That just leaves us with the troublesome Friday night. Urkel? ALF? Fresh Prince of Bel-Air? No, we need something new, something fresh, something now, something for the kids … something from MySpace! Does it matter if the show doesn’t even have much of a following, or that it is as boring as hell? No, of course not. Hence, quarterlife: The first show to ever be produced for the Web (where it ought to have stayed) and then edited for network broadcast. The Web broadcasts on MySpace — each and every eight-painful-minute episode — were produced by Ed Zwick and Marshall Herskovitz, the award-winning team behind thirtysomething and My So-Called Life. Is there such a thing as an Emmy recall?
The Webisodes will be edited into six hour-long shows to inaugurate the first season of quarterlife, with a network television debut in time for sweeps. Starting this February 18, instead of thanking God for Friday, we may decide to take a walk. Or play darts. Or sit in the corner of a dark bar and remember when preview week was something we looked forward to. Anticipated even. And then we may order another gin and drink to the writers getting whatever the hell they want and wonder if an ever-dwindling TV viewership will return after being subjected to this pap.

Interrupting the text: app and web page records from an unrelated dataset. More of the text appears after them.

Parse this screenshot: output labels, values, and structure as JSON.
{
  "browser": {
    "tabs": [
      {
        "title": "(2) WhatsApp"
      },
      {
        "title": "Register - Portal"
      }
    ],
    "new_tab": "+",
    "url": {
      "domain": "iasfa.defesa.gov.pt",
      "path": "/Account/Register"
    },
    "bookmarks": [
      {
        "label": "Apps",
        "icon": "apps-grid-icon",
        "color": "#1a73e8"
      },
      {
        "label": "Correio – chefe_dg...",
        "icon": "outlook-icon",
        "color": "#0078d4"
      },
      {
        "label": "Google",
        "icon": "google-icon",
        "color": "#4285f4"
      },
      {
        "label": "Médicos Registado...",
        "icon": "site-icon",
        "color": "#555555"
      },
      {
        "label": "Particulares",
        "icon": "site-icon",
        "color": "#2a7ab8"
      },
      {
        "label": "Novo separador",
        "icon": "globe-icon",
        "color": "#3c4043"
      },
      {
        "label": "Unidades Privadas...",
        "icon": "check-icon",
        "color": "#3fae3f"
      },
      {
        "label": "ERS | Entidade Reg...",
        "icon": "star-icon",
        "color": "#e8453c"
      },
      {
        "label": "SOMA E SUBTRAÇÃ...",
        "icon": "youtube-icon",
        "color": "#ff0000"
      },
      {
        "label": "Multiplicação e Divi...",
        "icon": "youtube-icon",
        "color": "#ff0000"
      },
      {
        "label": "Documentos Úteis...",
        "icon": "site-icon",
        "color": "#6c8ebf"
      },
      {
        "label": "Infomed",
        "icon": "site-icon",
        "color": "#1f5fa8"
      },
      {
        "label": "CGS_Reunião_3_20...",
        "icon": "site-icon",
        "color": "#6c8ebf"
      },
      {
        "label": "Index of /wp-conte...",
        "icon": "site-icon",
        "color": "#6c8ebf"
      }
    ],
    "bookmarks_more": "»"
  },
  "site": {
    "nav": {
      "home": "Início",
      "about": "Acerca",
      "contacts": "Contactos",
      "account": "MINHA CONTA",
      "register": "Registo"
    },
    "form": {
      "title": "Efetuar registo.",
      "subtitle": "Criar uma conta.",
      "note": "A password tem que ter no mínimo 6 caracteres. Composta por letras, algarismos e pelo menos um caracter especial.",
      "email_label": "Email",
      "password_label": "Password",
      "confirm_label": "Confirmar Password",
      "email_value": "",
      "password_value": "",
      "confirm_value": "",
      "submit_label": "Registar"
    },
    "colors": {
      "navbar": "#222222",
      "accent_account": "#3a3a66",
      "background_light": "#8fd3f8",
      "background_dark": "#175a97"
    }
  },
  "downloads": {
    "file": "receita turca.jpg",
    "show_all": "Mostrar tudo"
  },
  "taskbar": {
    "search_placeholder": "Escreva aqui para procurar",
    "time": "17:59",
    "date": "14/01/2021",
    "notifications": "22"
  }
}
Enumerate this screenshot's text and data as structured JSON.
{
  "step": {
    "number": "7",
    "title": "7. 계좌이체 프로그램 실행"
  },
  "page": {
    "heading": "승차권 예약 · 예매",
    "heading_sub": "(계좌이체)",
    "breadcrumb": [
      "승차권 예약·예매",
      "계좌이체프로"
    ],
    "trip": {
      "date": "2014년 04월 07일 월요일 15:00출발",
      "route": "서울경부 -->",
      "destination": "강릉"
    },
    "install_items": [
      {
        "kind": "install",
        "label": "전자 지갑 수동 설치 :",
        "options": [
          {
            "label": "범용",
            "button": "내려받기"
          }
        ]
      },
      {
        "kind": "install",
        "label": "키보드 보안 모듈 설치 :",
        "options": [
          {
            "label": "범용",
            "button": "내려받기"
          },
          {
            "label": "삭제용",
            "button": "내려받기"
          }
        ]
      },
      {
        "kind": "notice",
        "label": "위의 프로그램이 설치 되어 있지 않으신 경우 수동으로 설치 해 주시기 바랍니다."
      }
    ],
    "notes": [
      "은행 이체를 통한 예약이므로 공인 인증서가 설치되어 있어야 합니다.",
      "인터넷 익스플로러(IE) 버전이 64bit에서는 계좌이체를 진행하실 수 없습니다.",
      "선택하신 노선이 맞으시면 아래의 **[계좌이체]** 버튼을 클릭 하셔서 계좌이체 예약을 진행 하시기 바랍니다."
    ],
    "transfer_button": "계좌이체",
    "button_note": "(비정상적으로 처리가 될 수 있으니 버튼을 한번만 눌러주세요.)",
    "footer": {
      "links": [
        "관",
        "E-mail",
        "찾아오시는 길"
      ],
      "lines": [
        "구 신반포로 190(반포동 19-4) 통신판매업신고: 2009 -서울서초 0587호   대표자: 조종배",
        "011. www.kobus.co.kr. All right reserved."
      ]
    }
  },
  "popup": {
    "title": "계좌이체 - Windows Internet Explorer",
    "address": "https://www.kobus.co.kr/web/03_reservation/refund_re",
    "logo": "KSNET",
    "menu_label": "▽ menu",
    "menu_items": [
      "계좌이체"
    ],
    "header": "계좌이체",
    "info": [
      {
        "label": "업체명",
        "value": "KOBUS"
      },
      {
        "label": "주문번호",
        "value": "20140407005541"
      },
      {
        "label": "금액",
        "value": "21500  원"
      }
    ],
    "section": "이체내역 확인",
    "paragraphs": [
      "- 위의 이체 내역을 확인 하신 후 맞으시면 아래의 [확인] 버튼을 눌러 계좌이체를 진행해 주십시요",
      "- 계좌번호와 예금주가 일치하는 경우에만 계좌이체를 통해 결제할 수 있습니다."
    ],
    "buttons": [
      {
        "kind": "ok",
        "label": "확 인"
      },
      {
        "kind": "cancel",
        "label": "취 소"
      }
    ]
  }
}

Then we’ll stop for a moment and say, “Hey, what’s this strike all about anyway?” The writers asked for a share of Internet revenue. And where do the networks look for scabs? Why, the Internet, of course. How about some salt in those wounds, writers?